Although this matter was not raised on appeal, the High Court restated the correctness of its approach in Andrews v Australia and New Zealand Banking Group Ltd,4 that the application of the penalty rule applies upon breach of contract and in equity. The High Court appeared untroubled by the UK Supreme Court's comments that the finding that the penalty doctrine survived in equity was a 'radical departure from the previous understanding of the law'.5 As Chief Justice French put it, 'the common law in Australia is the common law of Australia'.6 However, interestingly, Chief Justice French noted that the penalties doctrine has been haphazardly developed and may benefit from statutory reform.

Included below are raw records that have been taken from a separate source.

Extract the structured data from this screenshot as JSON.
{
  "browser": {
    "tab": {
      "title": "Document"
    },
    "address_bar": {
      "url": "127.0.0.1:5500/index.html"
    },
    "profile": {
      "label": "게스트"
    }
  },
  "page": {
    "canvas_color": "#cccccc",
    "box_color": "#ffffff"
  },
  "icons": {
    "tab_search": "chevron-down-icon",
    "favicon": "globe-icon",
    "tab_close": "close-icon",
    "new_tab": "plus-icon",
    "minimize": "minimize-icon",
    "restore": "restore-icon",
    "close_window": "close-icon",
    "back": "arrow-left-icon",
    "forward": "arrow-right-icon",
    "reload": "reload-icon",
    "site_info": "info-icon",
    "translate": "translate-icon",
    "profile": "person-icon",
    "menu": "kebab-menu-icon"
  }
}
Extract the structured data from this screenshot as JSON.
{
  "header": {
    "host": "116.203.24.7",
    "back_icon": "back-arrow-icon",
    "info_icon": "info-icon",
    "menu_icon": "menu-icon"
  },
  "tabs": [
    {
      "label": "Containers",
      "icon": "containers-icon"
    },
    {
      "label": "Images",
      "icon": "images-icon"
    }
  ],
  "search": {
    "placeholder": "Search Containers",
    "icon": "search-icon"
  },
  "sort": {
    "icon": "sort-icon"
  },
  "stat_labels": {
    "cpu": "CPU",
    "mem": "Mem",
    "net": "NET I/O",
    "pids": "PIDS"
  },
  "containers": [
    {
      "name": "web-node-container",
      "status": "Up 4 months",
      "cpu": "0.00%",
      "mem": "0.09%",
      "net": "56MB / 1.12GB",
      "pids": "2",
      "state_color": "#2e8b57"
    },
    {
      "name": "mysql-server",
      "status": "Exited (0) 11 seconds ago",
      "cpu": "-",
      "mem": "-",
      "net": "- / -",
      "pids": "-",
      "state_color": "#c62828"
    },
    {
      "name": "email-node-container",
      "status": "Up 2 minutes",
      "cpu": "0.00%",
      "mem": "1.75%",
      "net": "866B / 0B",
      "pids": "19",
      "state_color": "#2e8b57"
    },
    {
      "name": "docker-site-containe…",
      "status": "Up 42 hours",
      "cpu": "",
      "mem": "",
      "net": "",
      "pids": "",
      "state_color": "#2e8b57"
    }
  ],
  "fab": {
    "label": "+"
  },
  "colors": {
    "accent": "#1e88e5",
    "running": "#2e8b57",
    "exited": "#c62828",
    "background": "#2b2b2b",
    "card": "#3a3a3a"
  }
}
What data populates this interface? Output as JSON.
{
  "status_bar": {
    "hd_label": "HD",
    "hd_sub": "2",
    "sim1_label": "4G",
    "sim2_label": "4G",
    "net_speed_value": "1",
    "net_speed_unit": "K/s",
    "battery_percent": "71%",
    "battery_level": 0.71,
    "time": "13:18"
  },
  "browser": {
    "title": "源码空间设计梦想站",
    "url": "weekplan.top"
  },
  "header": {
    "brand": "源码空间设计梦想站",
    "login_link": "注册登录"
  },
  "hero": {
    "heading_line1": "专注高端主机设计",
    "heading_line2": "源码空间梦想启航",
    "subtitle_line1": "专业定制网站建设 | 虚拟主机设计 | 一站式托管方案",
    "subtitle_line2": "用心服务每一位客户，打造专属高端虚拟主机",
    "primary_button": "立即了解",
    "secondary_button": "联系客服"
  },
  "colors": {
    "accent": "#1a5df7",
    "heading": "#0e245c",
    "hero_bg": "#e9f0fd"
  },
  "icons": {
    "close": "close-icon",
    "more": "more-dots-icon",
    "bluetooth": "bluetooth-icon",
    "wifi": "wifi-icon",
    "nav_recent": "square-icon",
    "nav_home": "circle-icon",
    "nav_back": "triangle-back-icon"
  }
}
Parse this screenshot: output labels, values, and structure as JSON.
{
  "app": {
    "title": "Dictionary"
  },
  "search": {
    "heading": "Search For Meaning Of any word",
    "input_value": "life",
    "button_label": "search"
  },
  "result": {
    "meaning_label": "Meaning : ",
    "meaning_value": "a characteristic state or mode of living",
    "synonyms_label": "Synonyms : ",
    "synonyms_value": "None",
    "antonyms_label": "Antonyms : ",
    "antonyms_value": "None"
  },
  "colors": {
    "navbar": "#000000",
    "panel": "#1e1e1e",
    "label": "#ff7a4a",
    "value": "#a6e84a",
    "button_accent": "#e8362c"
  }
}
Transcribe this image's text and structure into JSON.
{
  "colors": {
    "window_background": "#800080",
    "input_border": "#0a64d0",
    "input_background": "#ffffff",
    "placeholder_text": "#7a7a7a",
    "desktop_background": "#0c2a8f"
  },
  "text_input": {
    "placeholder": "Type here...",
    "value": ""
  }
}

Dissenting judgment of Justice Nettle
Justice Nettle was in dissent and would have allowed the penalty appeal. His Honour appears to have adopted a more rigid approach in considering the scope and application of the relevant test to determine whether a fee is a penalty.
His Honour was influenced by the fact that the payment fee was fixed regardless of whether the late payment is 'serious or trivial with respect to time or amount'.7 Unlike the majority, Justice Nettle held that Justice Gordon was correct to assess 'greatest recoverable loss' by reference to what would be recoverable as unliquidated damages.8 His Honour found that ANZ's costs of loss provisioning, regulatory capital and some operational costs could not be taken into account because, in many cases, they were future costs not ultimately incurred by ANZ.
The statutory appeal
The High Court also dismissed the appeal in respect of the statutory causes of action, with the majority rejecting the statutory claims on their merits. Justice Nettle also ordered that the appeal be dismissed, but ordered so without any adjudication on the merits. The majority of the High Court agreed with the findings of the lower courts that ANZ's conduct was not unconscionable, unjust or unfair. None of the usual indictors of unconscionability or unfairness existed, having regard to ANZ's legitimate interests and the fact that these were not limited to losses occasioned by the appellants' breach.
In relation to unconscionability, Chief Justice Allsop in the Full Federal Court decision had provided detailed guidance on the meaning of unconscionable conduct. The High Court did not depart from this analysis. Justice Keane emphasised that the existence of a disparity in bargaining power alone is not enough to establish that the party which enjoys the superior power has acted unconscionably by exercising it. To focus on inequality of bargaining power is to ignore the words of the statute which require conduct to be unconscionable 'in all the circumstances'.
The High Court decision clearly casts serious doubt over the future of other penalties class actions.
More generally, the decision provides welcome clarity on the application of the penalty rule. Businesses in a broad range of sectors, including banking, finance, utilities and telecommunications can take comfort and guidance from the decision, as it permits the protection of a broader array of 'legitimate interests' in a range of clauses of this kind, therefore providing greater commercial certainty.
-  HCA 28.
- See for example, Paciocco v Australia and New Zealand Banking Group Limited  HCA 28, ,  (Keane J).
- Paciocco v Australia and New Zealand Banking Group Limited  HCA 28, .
- Andrews v Australia and New Zealand Banking Group Ltd (2012) 247 CLR 205.
- Cavendish Square Holding BV v Makdessi  3 WLR 1373, 1396 .
- Paciocco v Australia and New Zealand Banking Group Limited  HCA 28,  (French CJ).
- Paciocco v Australia and New Zealand Banking Group Limited  HCA 28,  (Nettle J).
- Paciocco v Australia and New Zealand Banking Group Limited  HCA 28, - (Nettle J).